Meanwhile the American Jewish Committee called for an international rallying of support for what it said was “Israel’s right to defend and protect its citizens against Hamas.”

“Israel deserves deep empathy as one million of its citizens have been forced to stand by within 15 seconds of the nearest bomb shelter, not knowing when the next Hamas attack will arrive. Schools have been closed and daily life disrupted,” AJC Executive Director David Harris said in a statement.

“Coddling Hamas, recognized by the U.S. and European Union as a terrorist organization, does not advance the cause of peace,” said Harris who cited the dangers of more sophisticated weaponry with longer range of the type seen in the attack on the Tel Aviv area.

“Those truly concerned for Israel’s security and the cause of peace must stand up and speak with unambiguous moral clarity. The rapidly escalating situation demands no less,” Harris said.

Jeremy Ben-Ami, president of the dovish J-Street also issued a statement of support for Israel and its right to defend itself while also urging President Barack Obama to quickly mobilize an international effort to broker a cease-fire deal.

“It is critical now to prevent escalation of the violence, which could increase casualties on both sides and further strain already fraught tensions in the region,” Ben-Ami said.

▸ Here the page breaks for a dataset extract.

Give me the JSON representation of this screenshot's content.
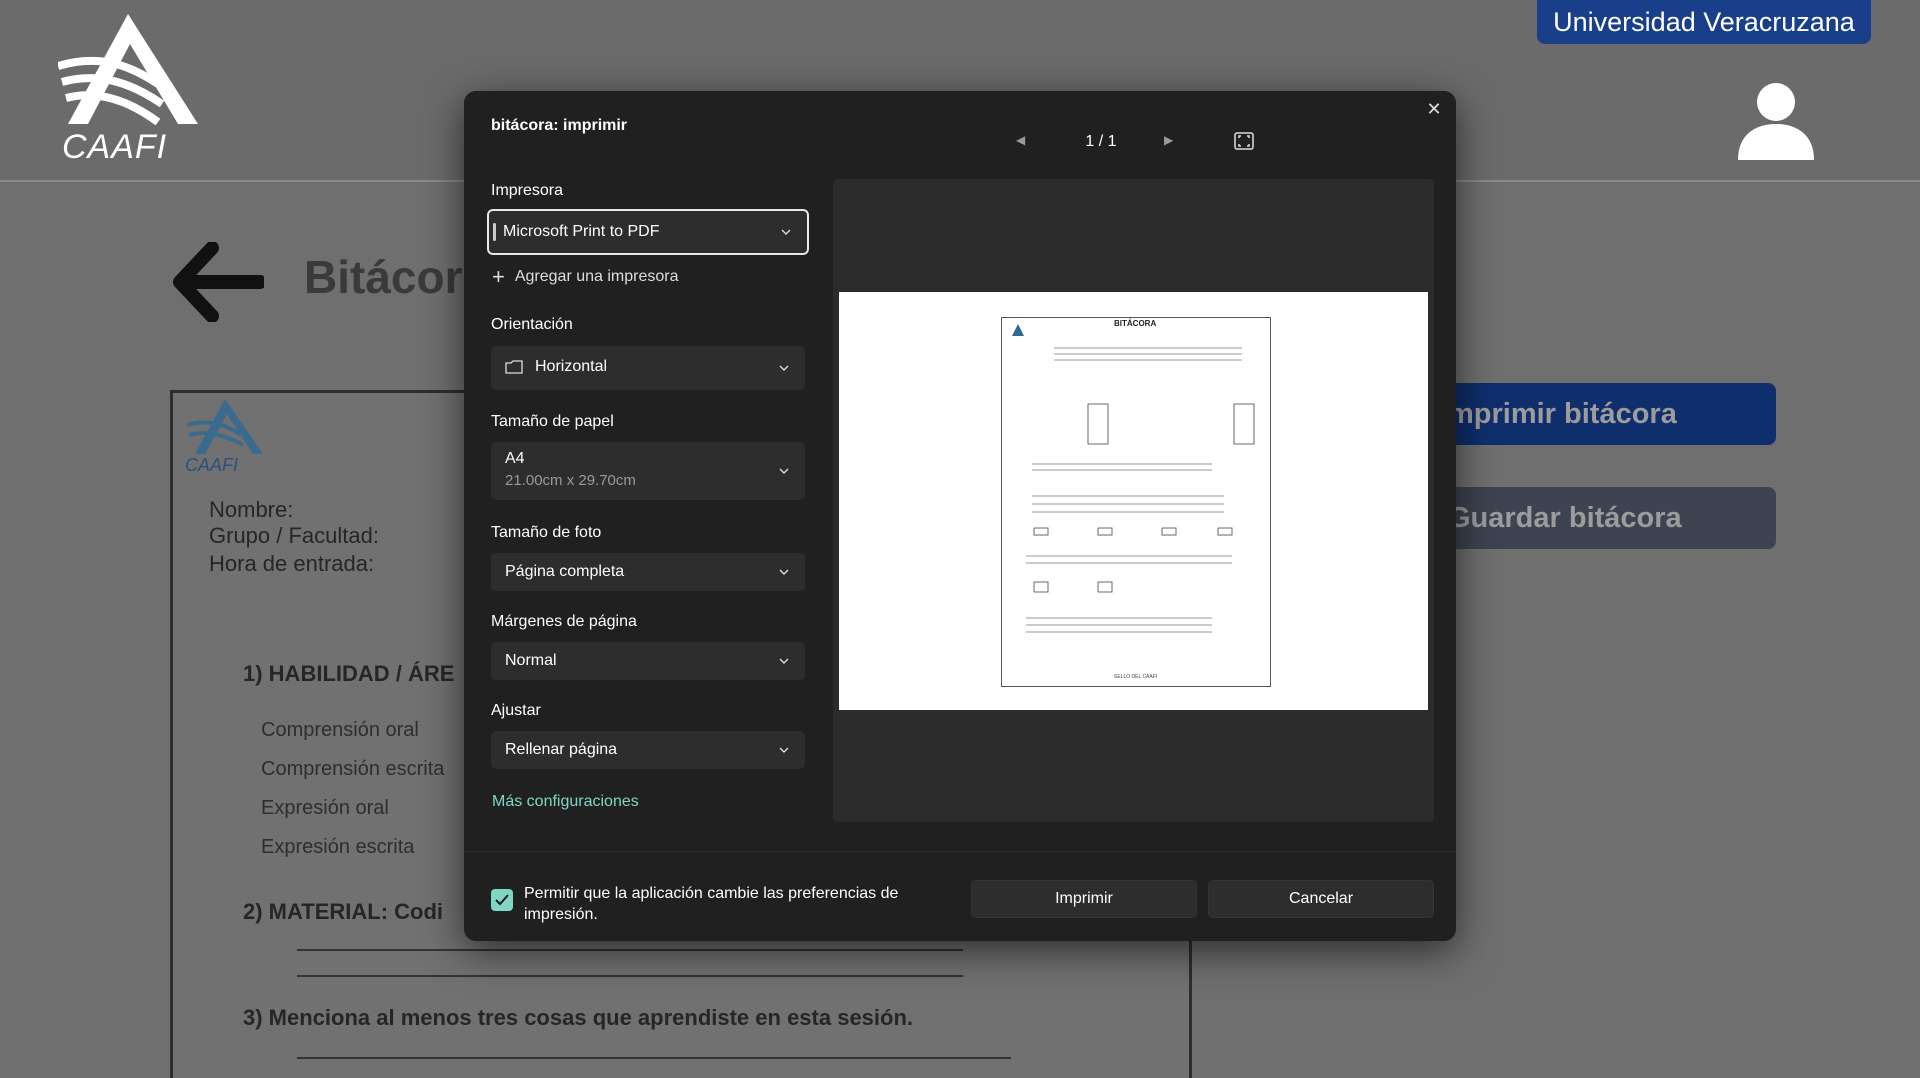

Ben-Ami’s statement spoke of concern for the impact of this latest round of fighting on both Israeli and Palestinians. He called Hamas to cease its rocket attacks for the Israeli army to “exercise judicious restraint in limiting its response to military targets in an effort to prevent civilian casualties” in Gaza.

At least 16 Palestinians have been killed since the fighting intensified Thursday, including two young children. Three Israelis were killed in the southern town of Kiryat Malakhi, and there have been injuries on both sides.

“Innocent Israeli and Palestinian civilians too often bear the high costs of this ongoing conflict,” said Ben Ami. “All of those Israelis and Palestinians who are suffering are in our thoughts and prayers,” he said.

In Boston, David Trimble, an American Jewish psychologist, said he was frustrated that the human cost of such an escalation was being lost along with what he views as a cynical political move by Prime Minister Benjamin Netanyahu.

“They killed the person who had the greatest capacity to control rockets coming from Gaza,” said Trimble, referring to the Jabari assassination. “It seems clear Israel is escalating the war so that Netanyahu can win the election and who cares how many women and children are killed.”

Trimble said he was “disheartened” but not surprised that there are so few critical voices in the leadership of the American Jewish community in response to such Israeli actions.

“I think that a vigorous Jewish conversation about what is going on is likeliest to bring sanity to Israel and it seems that this conversation is continually being suppressed,” he said.

Israelis running for shelter after Red Alert sounds, warning of incoming rockets, November 10, 2012.Credit: AFP
Kiryat Malachi

Click the alert icon to follow topics:



Automatic approval of subscriber comments.

Already signed up? LOG IN


הקלטות מעוז

Jewish Law Above All: Recordings Reveal Far-right MK's Plan to Turn Israel Into Theocracy

איתמר בן גביר

Why I’m Turning My Back on My Jewish Identity

Travelers looking at the Departures board at Ben Gurion Airport. The number of olim who later become yordim is unknown.

Down and Out: Why These New Immigrants Ended Up Leaving Israel

Beatrice Grannò and Simona Tabasco as Mia and Lucia in "The White Lotus."

The Reality Behind ‘The White Lotus’ Sex Work Fantasy

The Mossad hit team in Dubai. Exposed by dozens of security cameras

This ‘Dystopian’ Cyber Firm Could Have Saved Mossad Assassins From Exposure

מליאת הכנסת 28.12.22

Comeback Kid: How Netanyahu Took Back Power After 18 Months in Exile